His article is interesting, but is less compelling than it might have been had it come from a devout Muslim. Warraq is neither devout nor Muslim. At any rate, here's the opening paragraph of his piece:
I have often argued that one of the redemptive graces of Western civilization is self-criticism, a deeply ingrained habit that has enabled Western man to reflect, to adjust, to improve his beliefs, to correct and change his situation — in short, to reform. The West has been able to submit even its most cherished beliefs to scrutiny. By contrast, self-criticism remains an elusive goal in modern Islamic cultures. David Pryce-Jones argues that the “acquisition of honour, pride, dignity, respect and the converse avoidance of shame, disgrace, and humiliation are keys to Arab motivation, clarifying and illuminating behaviour in the past as well as in the present.”However, there are signs of change.
The codes of honor and shame “enforce identity and conformity of behaviour.” In such a system of values, it is impossible to admit publicly that one is wrong, for that would bring shame on the individual, the family, the country, or even one’s religion. Western-style satire would be very difficult in Arabic society, for that would risk the humiliation of one’s own culture.
Two of these signs were the Arab Human Development Report of 2003, in which leading Arab intellectuals lamented the poor state of the Arab Muslim world in every field of endeavor — from the scientific to the cultural. Then, in October 2010, came “The Casablanca Call for Democracy and Human Rights,” a document published by the Center for the Study of Islam and Democracy urging governments and activists across the Middle East to continue working toward democratic reforms.Warraq discusses these two measures and the prospects for reform in the balance of the piece.
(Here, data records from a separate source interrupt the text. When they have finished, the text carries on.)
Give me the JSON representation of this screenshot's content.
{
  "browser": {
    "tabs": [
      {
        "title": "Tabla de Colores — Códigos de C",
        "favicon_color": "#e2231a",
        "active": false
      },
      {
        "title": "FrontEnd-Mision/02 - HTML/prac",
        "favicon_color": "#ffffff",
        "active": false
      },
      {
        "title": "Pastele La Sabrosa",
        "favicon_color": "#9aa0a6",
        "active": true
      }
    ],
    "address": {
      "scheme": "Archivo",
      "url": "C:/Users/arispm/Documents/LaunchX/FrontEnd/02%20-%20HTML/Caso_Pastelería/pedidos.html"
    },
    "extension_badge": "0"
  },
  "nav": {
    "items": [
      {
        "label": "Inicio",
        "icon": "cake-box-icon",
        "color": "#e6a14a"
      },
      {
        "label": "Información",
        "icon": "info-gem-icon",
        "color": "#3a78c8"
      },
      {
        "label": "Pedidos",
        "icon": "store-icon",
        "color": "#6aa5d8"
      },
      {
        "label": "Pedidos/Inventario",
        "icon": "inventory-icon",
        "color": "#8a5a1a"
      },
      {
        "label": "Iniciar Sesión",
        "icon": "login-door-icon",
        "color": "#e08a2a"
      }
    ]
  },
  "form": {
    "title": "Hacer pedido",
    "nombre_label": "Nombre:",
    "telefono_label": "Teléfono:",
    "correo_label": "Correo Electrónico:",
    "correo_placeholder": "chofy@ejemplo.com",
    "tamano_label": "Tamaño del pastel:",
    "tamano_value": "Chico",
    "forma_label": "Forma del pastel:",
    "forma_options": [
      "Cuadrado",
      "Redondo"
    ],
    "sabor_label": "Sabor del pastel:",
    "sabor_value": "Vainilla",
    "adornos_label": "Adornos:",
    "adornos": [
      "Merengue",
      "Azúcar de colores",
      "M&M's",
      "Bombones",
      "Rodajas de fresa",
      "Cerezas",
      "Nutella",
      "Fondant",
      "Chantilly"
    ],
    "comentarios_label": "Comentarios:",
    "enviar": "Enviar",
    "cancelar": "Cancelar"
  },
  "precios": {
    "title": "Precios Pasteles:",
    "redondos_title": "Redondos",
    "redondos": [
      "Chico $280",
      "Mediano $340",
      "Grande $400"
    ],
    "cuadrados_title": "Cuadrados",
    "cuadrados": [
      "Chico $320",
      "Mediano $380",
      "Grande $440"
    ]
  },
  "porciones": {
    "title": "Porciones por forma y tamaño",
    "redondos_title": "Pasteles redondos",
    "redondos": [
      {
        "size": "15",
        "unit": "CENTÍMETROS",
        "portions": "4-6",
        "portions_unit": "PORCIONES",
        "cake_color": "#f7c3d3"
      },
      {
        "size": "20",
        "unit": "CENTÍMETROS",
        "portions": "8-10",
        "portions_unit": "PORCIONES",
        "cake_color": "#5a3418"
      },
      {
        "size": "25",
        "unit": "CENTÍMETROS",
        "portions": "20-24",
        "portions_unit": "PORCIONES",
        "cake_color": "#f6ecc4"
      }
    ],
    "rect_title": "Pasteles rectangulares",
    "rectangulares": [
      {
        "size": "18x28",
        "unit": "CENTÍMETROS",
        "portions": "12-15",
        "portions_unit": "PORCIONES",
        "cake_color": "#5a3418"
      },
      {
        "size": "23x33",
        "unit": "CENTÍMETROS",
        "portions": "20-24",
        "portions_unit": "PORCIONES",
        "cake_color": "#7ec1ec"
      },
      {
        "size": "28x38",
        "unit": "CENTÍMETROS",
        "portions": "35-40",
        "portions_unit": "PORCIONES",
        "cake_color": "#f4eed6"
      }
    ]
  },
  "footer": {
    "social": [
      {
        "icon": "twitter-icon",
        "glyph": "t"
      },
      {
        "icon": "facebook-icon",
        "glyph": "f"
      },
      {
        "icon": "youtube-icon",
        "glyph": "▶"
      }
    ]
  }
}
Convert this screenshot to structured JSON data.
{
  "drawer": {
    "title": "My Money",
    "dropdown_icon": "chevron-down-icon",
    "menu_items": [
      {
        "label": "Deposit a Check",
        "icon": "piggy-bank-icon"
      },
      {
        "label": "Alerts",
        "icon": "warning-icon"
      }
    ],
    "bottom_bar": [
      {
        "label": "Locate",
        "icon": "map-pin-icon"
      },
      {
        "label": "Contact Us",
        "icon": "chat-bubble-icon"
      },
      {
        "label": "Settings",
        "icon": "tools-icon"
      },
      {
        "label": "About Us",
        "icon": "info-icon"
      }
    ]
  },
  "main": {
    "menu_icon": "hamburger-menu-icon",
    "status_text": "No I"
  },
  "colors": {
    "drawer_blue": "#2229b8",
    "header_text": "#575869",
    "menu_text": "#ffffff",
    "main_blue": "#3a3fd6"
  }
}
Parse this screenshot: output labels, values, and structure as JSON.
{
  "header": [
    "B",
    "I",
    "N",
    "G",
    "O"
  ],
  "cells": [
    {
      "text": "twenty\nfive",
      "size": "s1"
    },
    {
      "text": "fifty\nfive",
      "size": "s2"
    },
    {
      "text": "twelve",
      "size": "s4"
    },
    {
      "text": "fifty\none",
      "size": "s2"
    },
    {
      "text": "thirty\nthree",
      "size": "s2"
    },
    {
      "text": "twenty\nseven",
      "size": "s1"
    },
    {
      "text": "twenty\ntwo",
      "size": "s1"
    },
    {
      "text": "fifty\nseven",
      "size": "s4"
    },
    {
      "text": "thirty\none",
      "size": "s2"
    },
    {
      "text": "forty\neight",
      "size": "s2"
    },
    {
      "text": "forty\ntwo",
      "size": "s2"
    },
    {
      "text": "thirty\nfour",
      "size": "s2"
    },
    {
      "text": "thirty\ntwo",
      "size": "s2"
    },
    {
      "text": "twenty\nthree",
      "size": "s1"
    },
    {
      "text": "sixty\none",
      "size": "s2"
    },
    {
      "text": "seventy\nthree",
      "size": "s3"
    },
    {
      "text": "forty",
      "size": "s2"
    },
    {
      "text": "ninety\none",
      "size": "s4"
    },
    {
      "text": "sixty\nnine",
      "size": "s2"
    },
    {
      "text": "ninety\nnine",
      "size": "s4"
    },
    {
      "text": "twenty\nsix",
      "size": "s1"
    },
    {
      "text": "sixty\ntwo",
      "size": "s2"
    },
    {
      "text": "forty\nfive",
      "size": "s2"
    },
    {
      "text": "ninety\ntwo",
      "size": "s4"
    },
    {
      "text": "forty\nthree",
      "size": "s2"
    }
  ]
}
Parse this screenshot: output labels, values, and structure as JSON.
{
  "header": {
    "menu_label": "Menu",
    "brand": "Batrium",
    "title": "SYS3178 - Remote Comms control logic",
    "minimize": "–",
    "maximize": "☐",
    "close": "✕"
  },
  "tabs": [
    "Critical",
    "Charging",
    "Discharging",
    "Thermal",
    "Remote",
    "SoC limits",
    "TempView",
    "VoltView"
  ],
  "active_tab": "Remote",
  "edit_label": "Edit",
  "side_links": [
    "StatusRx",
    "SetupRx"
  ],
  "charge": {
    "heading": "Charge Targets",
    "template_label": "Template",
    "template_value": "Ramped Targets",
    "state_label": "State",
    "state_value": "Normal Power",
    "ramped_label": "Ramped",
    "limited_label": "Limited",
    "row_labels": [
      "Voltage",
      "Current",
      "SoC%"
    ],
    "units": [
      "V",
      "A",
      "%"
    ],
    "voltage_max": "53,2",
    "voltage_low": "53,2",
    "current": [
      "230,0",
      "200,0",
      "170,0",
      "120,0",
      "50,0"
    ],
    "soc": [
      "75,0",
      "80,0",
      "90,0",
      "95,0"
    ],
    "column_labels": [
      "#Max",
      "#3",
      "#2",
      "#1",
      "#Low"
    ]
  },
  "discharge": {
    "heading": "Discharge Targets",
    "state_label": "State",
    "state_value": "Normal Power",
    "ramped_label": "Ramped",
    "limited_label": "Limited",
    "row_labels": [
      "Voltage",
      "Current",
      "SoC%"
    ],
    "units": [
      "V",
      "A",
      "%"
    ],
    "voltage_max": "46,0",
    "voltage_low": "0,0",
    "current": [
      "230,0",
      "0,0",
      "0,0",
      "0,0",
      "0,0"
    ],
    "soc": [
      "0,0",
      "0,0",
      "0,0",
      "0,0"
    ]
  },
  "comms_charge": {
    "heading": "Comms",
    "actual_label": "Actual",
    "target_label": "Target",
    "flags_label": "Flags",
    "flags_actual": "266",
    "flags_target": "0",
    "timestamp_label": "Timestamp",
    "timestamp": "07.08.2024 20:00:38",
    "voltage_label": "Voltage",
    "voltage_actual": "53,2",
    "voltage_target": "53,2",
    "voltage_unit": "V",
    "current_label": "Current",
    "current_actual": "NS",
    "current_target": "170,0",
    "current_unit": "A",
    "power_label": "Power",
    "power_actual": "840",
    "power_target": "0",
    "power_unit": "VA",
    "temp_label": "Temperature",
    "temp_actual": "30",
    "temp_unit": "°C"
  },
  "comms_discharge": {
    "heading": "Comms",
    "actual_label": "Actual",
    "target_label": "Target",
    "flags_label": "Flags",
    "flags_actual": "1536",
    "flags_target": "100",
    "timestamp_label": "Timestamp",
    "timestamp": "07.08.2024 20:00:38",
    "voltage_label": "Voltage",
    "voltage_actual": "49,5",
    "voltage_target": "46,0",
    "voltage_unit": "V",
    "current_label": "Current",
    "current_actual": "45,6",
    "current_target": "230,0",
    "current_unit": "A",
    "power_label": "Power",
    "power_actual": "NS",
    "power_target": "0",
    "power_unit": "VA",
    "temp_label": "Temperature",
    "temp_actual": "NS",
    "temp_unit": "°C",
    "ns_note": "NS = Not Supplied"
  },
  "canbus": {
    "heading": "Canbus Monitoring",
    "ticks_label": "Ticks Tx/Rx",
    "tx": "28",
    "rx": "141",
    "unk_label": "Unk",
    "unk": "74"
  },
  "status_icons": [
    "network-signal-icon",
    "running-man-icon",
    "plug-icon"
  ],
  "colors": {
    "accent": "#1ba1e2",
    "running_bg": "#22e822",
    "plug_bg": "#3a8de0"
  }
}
He's not totally pessimistic, although stories like this one underscore the depth of the difficulty.